In Manila, Cardinal Tagle meets Pope's 'brother'
MANILA, Philippines – More than a month after Pope Francis visited the Philippines, Manila Archbishop Luis Antonio Cardinal Tagle met the religious leader whom the Pope considers his brother.
In a private meeting in the Philippines, Tagle spoke with Ecumenical Patriarch Bartholomew, leader of the second largest Christian body in the world, the 260-million-strong Orthodox Christian Church.
The Orthodox Christian Church developed after the Great Schism in 1054. This schism “divided the Christian church into an Eastern, Greek church centered in Constantinople (Istanbul today) and a Western, Latin church centered in Rome,” the Pew Research Center explained.
Tagle's private secretary, Fr Reginald Malicdem, told Rappler that the two leaders' meeting “took place for an hour” on February 27. It happened in a classroom at the Lycée Français de Manille, a French school in Parañaque City.
Malicdem said on Thursday, March 5: “It was not really a formal meeting. No serious matter was discussed. The atmosphere was light and friendly. They talked about the recent visit of Pope Francis to the Philippines and the status of the Church in the Philippines and the Orthodox Church. The Patriarch also talked about his previous visit to the Philippines and invited the Cardinal to visit Turkey.”
Tagle and Bartholomew held their discussions in English, Malicdem noted, as the Patriarch “is very fluent in English.”
The two leaders also exchanged gifts.
Malicdem said Bartholomew gave Tagle “a pectoral cross, a commemorative medal, and books on the Orthodox Church.”
Tagle, in turn, gave Bartholomew “an icon of the crucifixion made by a Filipino priest, Fr Emmanuel 'Pong' del Rosario of the Diocese of Cubao.”
“The icon, while Coptic in style, has 'alibata' markings on it, instead of the usual Greek, to give it a Filipino character,” Malicdem said. (Alibata, also known as baybayin, was the script ancient Filipinos used before Spain colonized the Philippines in the 16th century.)

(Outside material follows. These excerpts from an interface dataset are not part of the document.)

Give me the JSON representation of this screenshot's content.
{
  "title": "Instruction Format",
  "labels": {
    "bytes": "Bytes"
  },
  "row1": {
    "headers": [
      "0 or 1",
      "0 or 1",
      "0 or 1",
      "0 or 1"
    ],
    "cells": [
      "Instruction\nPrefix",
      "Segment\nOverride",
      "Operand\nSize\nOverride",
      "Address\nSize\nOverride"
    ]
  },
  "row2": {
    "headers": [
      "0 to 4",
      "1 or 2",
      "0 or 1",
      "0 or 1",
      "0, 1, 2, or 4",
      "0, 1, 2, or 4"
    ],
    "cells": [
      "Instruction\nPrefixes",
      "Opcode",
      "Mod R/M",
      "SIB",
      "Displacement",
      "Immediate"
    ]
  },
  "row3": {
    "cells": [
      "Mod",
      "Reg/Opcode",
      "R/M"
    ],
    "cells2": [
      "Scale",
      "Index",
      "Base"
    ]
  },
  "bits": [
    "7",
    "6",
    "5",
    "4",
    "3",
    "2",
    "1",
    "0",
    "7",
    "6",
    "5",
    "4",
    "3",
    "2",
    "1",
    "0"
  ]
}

Elected to his position in 1991, the 75-year-old Patriarch sought the meeting with Tagle. The two leaders spoke while French President Francois Hollande met with French nationals in the French school.

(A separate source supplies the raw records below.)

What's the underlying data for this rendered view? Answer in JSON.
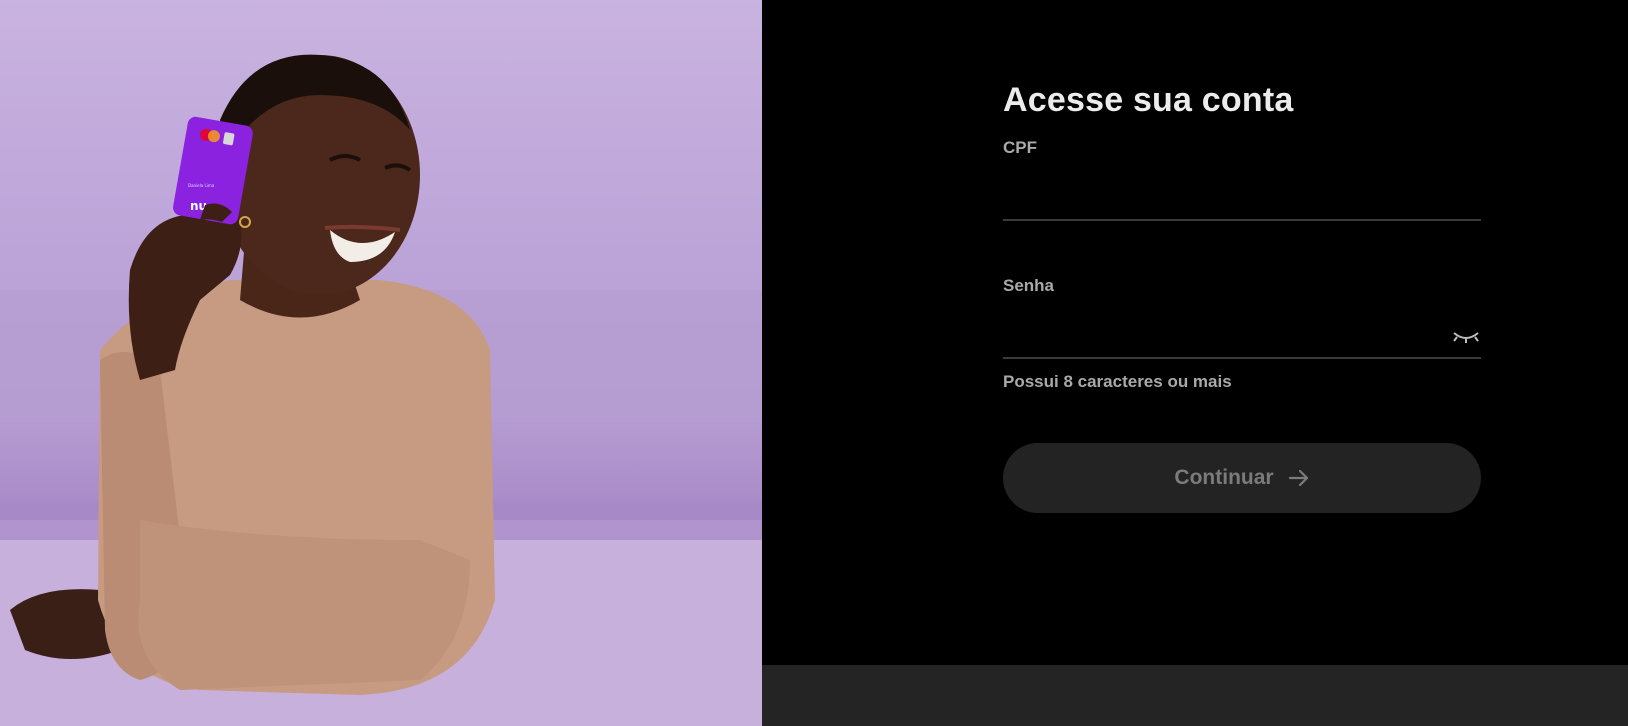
{
  "hero": {
    "image": "woman-holding-purple-card-photo",
    "card_brand_text": "nu",
    "card_name_text": "Daniela Lima",
    "background_color": "#c3acdc",
    "card_color": "#8a22e0"
  },
  "login": {
    "title": "Acesse sua conta",
    "cpf": {
      "label": "CPF",
      "value": ""
    },
    "password": {
      "label": "Senha",
      "value": "",
      "toggle_icon": "eye-closed-icon",
      "hint": "Possui 8 caracteres ou mais"
    },
    "continue_button": {
      "label": "Continuar",
      "icon": "arrow-right-icon"
    }
  },
  "colors": {
    "panel_bg": "#000000",
    "footer_bg": "#242424",
    "button_bg": "#232323",
    "title": "#ececec",
    "label": "#a9a9a9"
  }
}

Successors of siblings
Having visited the Philippines in 2000, the Patriarch returned as part of the entourage of Hollande, who visited the Southeast Asian country from February 26 to 27. (READ: Filipino, French presidents make joint call for climate action)
An environment advocate also known as the “Green Pope,” Bartholomew spoke at a climate change forum at the National Museum on February 26.
He ended up as a footnote in most news reports, as Hollande's other companions – French actresses Melanie Laurent and Marion Cotillard – got much more attention.
Bartholomew, however, is one of Christianity's towering figures.
Considered the Archbishop of Constantinople, Bartholomew leads a church with “12% of the entire Christian population,” according to data from the Pew Research Center.
He also brings with him a rich religious tradition. Much of this stems from the Great Schism in 1054, when the Eastern church rejected, among other things, the authority of the Pope who is the Bishop of Rome.
Roman Catholics believe the Pope is the successor of Peter, the leader of Jesus Christ's 12 apostles.
Orthodox Christians, on the other hand, consider the Patriarch as the successor of Andrew.
Peter and Andrew were siblings.
Rebuilding their family
Now their successors promise to rebuild their family.
Francis, who is the 266th Bishop of Rome, and Bartholomew, who is the 270th Archbishop of Constantinople, pledged on November 30, 2014, “to promote the full unity of all Christians, and above all between Catholics and Orthodox.”
In Turkey on November 29, 2014, the eve of the feast of Andrew, Francis bowed before Bartholomew in a gesture of unity. (READ: Pope of the fringes: Francis as pilgrim-diplomat)
Francis explained that as Peter and Andrew “were blood brothers,” he and Bartholomew remain “brothers in hope.”
Bartholomew, for his part, said the call for unity becomes more urgent because of terrorist threats, such as those from the Islamic State (ISIS), which recently beheaded Egyptian Christians.
Bartholomew told Francis: “We no longer have the luxury of isolated action. The modern persecutors of Christians do not ask which Church their victims belong to. The unity that concerns us is regrettably already occurring in certain regions of the world through the blood of martyrdom.”
On February 27, Bartholomew and Tagle met as Orthodox Christians and Roman Catholics work toward unity.
Malicdem said in his e-mail to Rappler: “The Patriarch came to the Philippines as part of the delegation of the French President for the Climate Change Summit. But since the Patriarch is also a religious leader, it is appropriate a member of the hierarchy of the Philippine Church meets him. This is in the spirit of ecumenism and dialogue.” – Rappler.com